I have seen something else under the sun: The race is not to the swift or the battle to the strong, nor does food come to the wise or wealth to the brilliant or favor to the learned; but time and chance happen to them all. Moreover, no man knows when his hour will come: As fish are caught in a cruel net, or birds are taken in a snare, so men are trapped by evil times that fall unexpectedly upon them. Ecclesiastes 9, verses 11 and 12.
Today is the day after Halloween. When I think of today, I think of the Disney movie, “Fantasia.” Disney drew a composite of two scenes in that movie. One was a Halloween scene with evil spirits dancing around the fires of hell, reveling in their evil ways to the theme of Mussorgsky’s “Night on Bald Mountain.” Terror descends on a world powerless to break free from its grip. Scary stuff; not your usual Disney princess fare.
The scene immediately after this, though, is radically different. It is set to Schubert’s ‘Ave Maria,’ which is, I think, the most beautiful piece ever written. Worshippers walk out of the darkness and gather in light, bringing offerings of repentance and good to God. The scene is pastoral, comforting, moving. The darkness fades into light and the light is quiet and powerfully good.
Evil gives way to good. Darkness cedes to light and Satan cedes to God. Hate loses, love wins. Even in the world where Solomon correctly states that ‘time and chance happen to them all,’ the end of all things will not be an ending of hatred. It seems that evil always has the upper hand, is cannier and cooler than faith. Search your best heart, though, and you’ll find that’s just not true. God will prevail. He always does and we will benefit from that.
But that only happens if we let it. To far too many of us, it is still the day of darkness. Sure, circumstances happen. Random storms destroy much of the Jersey shore and that wasn’t preventable, wasn’t something brought on by Snooki or Pauly D or even The Situation. It was an act of nature; we can argue later about nature being frustrated by sin. Let’s just agree, for now, that it was a storm that came about randomly, and not a cause and effect of any person’s actions. Ditto earthquakes, financial crises, car accidents, cancer, and a host of other tragedies that seem to happen just as surely as the good times do.

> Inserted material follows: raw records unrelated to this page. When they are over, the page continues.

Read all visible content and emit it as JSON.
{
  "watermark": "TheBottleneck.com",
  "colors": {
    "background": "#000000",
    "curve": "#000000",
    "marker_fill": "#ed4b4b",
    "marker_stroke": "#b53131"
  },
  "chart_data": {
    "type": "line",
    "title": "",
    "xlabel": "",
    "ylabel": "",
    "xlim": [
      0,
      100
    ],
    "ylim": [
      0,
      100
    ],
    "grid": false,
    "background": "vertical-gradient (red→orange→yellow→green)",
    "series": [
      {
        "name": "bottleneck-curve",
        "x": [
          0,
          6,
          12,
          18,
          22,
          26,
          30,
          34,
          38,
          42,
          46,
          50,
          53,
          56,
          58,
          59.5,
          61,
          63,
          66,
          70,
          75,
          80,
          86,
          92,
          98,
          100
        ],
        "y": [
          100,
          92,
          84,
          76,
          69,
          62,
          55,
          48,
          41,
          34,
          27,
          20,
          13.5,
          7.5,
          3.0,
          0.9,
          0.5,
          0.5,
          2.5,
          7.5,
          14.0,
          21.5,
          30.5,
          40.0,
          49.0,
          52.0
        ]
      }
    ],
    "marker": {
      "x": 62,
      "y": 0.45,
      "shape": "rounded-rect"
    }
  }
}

It’s what we do in response that counts. God’s grace gives us all things, all blessings, and even allows these tragedies. He does that to demonstrate to us how we need to rely on Him, how we need to trust Him in all ways. Don’t be mistaken: God is at work whether we accept it or not; we’re powerless to stop that. We do have power, though, over our choice of whether or not to accept it. You don’t have to believe in God. You can stay in your costume all year, and go around looking for the next big thing, the next free handout. You can party like it’s 1999 even though that was already so long ago. You can deliver all kinds of tricks, especially when you let yourself be mentored by he who thrives on such things.
You don’t have to walk in the light. It’s your choice. You don’t have to believe. Indeed, there are many logical, reasonable people here who can logically, reasonably prove you shouldn’t. It’s your choice. You can choose butter pecan or strawberry ice cream. You can choose to live in Connecticut or Arizona. You can date the girl or not. You can read these words or not. You can believe in Christ or not. Your choice.
Your belief might not prevent or cure your cancer, but it will help you persevere and overcome it even if the eventual outcome is physical death. Your belief won’t help you avoid a bad car accident, but it will help you deal with the aftermath. Your belief won’t prevent the storm, but it will indeed help you cope with bouncing back from it. Your choice to submit to being brought to faith won’t save you from dying here, but it will save you from dying forever. Your choice.
You can still pretend it’s Halloween or you can realize that today is All Saints Day, a new day, a new month, and a new set of challenges and choices. What wise choiceS will you make today?
I like lots of different kinds of music. One day, try contrasting Reba McIntire with Weezer. Or maybe Beethoven with Hank Williams (Senior or Junior, thank you). Or Grover Washington for a Friday night followed by AC/DC on a Saturday morning. But my favorite contrast of all is the one I mentioned at the start of today’s blog. I think Schubert’s composition is the most beautiful music ever written, and I like the way Disney contrasted the two pieces, flowing one into the other. Have a great November – Christmas is next month! – and make wise choices today. One of mine will be to turn up the radio. And I might just go watch that movie.